*** Opening Supplied entries ***
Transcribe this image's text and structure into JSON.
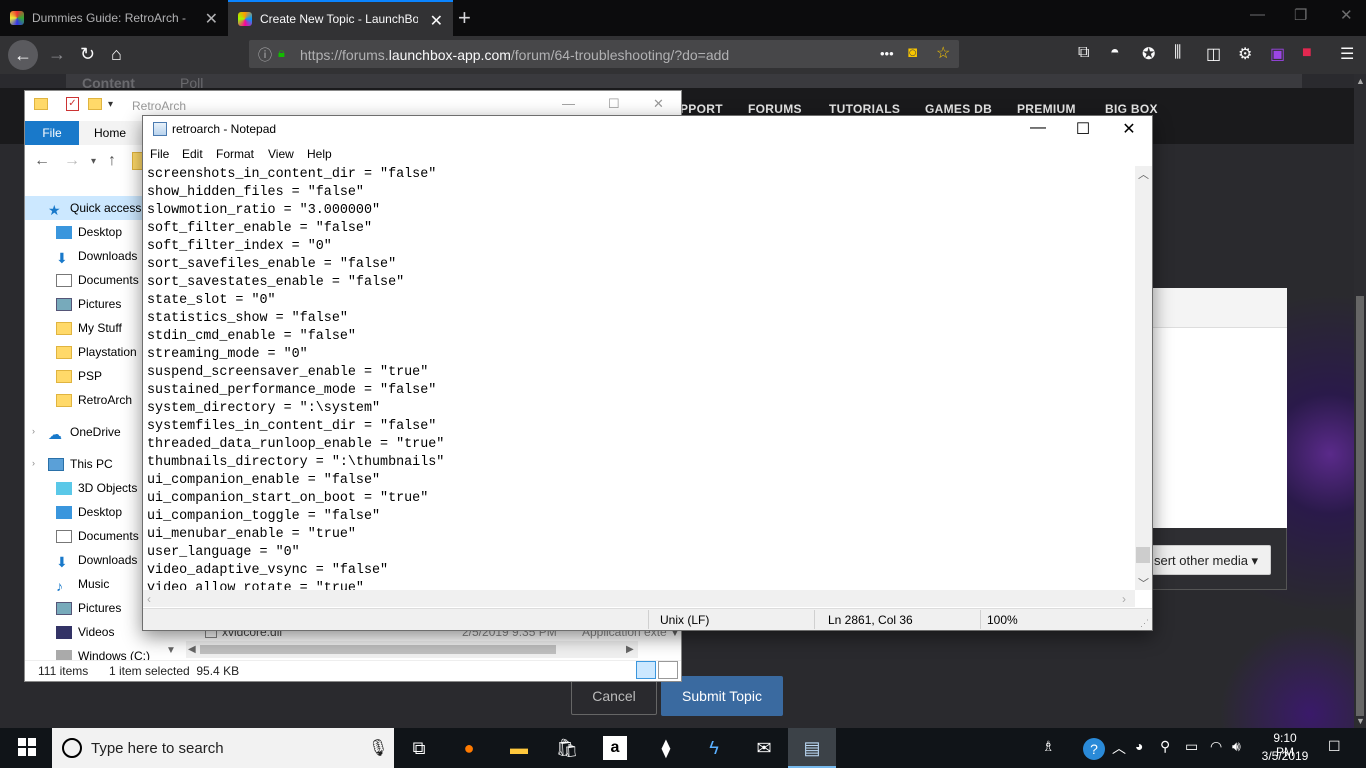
{
  "browser": {
    "tabs": [
      {
        "title": "Dummies Guide: RetroArch - E"
      },
      {
        "title": "Create New Topic - LaunchBox"
      }
    ],
    "url_prefix": "https://forums.",
    "url_domain": "launchbox-app.com",
    "url_path": "/forum/64-troubleshooting/?do=add",
    "menu_dots": "•••"
  },
  "site": {
    "top_tabs": [
      "Content",
      "Poll"
    ],
    "nav": [
      "PPORT",
      "FORUMS",
      "TUTORIALS",
      "GAMES DB",
      "PREMIUM",
      "BIG BOX"
    ],
    "insert_media": "sert other media ▾",
    "cancel": "Cancel",
    "submit": "Submit Topic"
  },
  "explorer": {
    "title": "RetroArch",
    "ribbon": {
      "file": "File",
      "home": "Home"
    },
    "tree": [
      {
        "label": "Quick access",
        "icon": "star-icon"
      },
      {
        "label": "Desktop",
        "icon": "desktop-icon"
      },
      {
        "label": "Downloads",
        "icon": "download-arrow-icon"
      },
      {
        "label": "Documents",
        "icon": "document-icon"
      },
      {
        "label": "Pictures",
        "icon": "pictures-icon"
      },
      {
        "label": "My Stuff",
        "icon": "folder-icon"
      },
      {
        "label": "Playstation",
        "icon": "folder-icon"
      },
      {
        "label": "PSP",
        "icon": "folder-icon"
      },
      {
        "label": "RetroArch",
        "icon": "folder-icon"
      },
      {
        "label": "OneDrive",
        "icon": "cloud-icon"
      },
      {
        "label": "This PC",
        "icon": "computer-icon"
      },
      {
        "label": "3D Objects",
        "icon": "cube-icon"
      },
      {
        "label": "Desktop",
        "icon": "desktop-icon"
      },
      {
        "label": "Documents",
        "icon": "document-icon"
      },
      {
        "label": "Downloads",
        "icon": "download-arrow-icon"
      },
      {
        "label": "Music",
        "icon": "music-icon"
      },
      {
        "label": "Pictures",
        "icon": "pictures-icon"
      },
      {
        "label": "Videos",
        "icon": "video-icon"
      },
      {
        "label": "Windows (C:)",
        "icon": "drive-icon"
      }
    ],
    "bg_file": {
      "name": "xvidcore.dll",
      "date": "2/5/2019 9:35 PM",
      "type": "Application exte"
    },
    "status": {
      "items": "111 items",
      "selected": "1 item selected  95.4 KB"
    }
  },
  "notepad": {
    "title": "retroarch - Notepad",
    "menu": [
      "File",
      "Edit",
      "Format",
      "View",
      "Help"
    ],
    "lines": [
      "screenshots_in_content_dir = \"false\"",
      "show_hidden_files = \"false\"",
      "slowmotion_ratio = \"3.000000\"",
      "soft_filter_enable = \"false\"",
      "soft_filter_index = \"0\"",
      "sort_savefiles_enable = \"false\"",
      "sort_savestates_enable = \"false\"",
      "state_slot = \"0\"",
      "statistics_show = \"false\"",
      "stdin_cmd_enable = \"false\"",
      "streaming_mode = \"0\"",
      "suspend_screensaver_enable = \"true\"",
      "sustained_performance_mode = \"false\"",
      "system_directory = \":\\system\"",
      "systemfiles_in_content_dir = \"false\"",
      "threaded_data_runloop_enable = \"true\"",
      "thumbnails_directory = \":\\thumbnails\"",
      "ui_companion_enable = \"false\"",
      "ui_companion_start_on_boot = \"true\"",
      "ui_companion_toggle = \"false\"",
      "ui_menubar_enable = \"true\"",
      "user_language = \"0\"",
      "video_adaptive_vsync = \"false\"",
      "video_allow_rotate = \"true\""
    ],
    "status": {
      "eol": "Unix (LF)",
      "position": "Ln 2861, Col 36",
      "zoom": "100%"
    }
  },
  "taskbar": {
    "search_placeholder": "Type here to search",
    "time": "9:10 PM",
    "date": "3/5/2019"
  },
  "colors": {
    "accent": "#0a84ff",
    "explorer_file_tab": "#1979ca",
    "submit_button": "#3a6aa0"
  }
}
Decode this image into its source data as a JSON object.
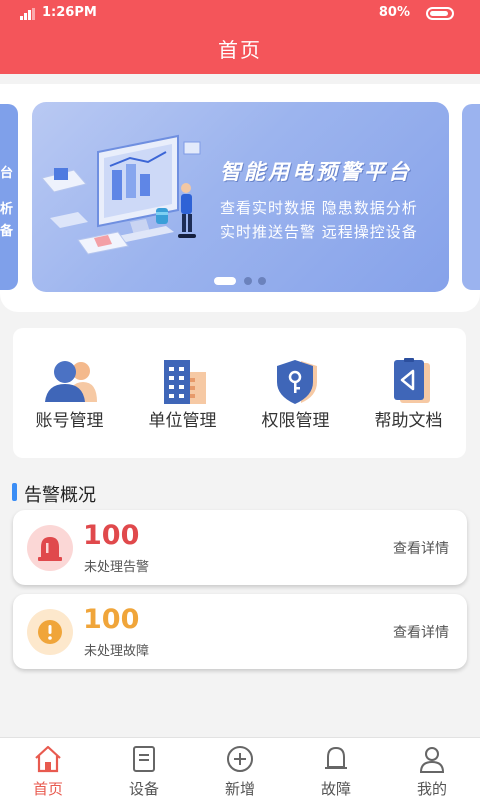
{
  "status_bar": {
    "time": "1:26PM",
    "battery": "80%"
  },
  "header": {
    "title": "首页"
  },
  "banner": {
    "title": "智能用电预警平台",
    "line1": "查看实时数据  隐患数据分析",
    "line2": "实时推送告警  远程操控设备",
    "peek_left_chars": [
      "台",
      "析",
      "备"
    ],
    "slide_count": 3,
    "active_slide": 1
  },
  "menu": {
    "items": [
      {
        "label": "账号管理",
        "icon": "users-icon"
      },
      {
        "label": "单位管理",
        "icon": "building-icon"
      },
      {
        "label": "权限管理",
        "icon": "shield-key-icon"
      },
      {
        "label": "帮助文档",
        "icon": "help-doc-icon"
      }
    ]
  },
  "overview": {
    "title": "告警概况",
    "cards": [
      {
        "count": "100",
        "label": "未处理告警",
        "link": "查看详情",
        "icon": "alarm-icon",
        "color": "#e0494c",
        "circle": "#fbd7d6"
      },
      {
        "count": "100",
        "label": "未处理故障",
        "link": "查看详情",
        "icon": "warning-icon",
        "color": "#f0a53a",
        "circle": "#fde8cc"
      }
    ]
  },
  "tabs": [
    {
      "label": "首页",
      "icon": "home-icon",
      "active": true
    },
    {
      "label": "设备",
      "icon": "device-icon",
      "active": false
    },
    {
      "label": "新增",
      "icon": "add-icon",
      "active": false
    },
    {
      "label": "故障",
      "icon": "bell-icon",
      "active": false
    },
    {
      "label": "我的",
      "icon": "user-icon",
      "active": false
    }
  ],
  "colors": {
    "primary": "#f4555a",
    "accent_blue": "#3a8df5",
    "tab_active": "#e85a4f"
  }
}
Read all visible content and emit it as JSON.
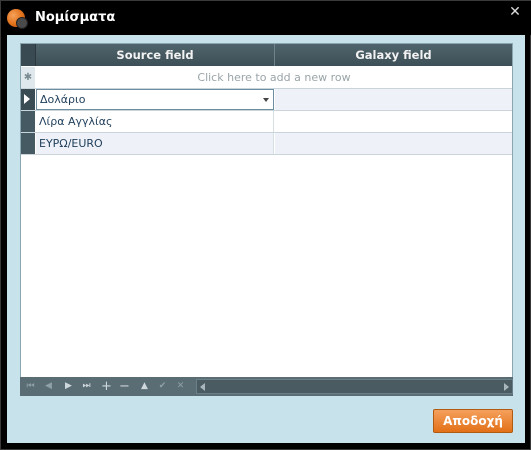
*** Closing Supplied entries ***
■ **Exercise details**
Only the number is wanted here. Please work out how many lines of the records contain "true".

■ **Exercise answer**
6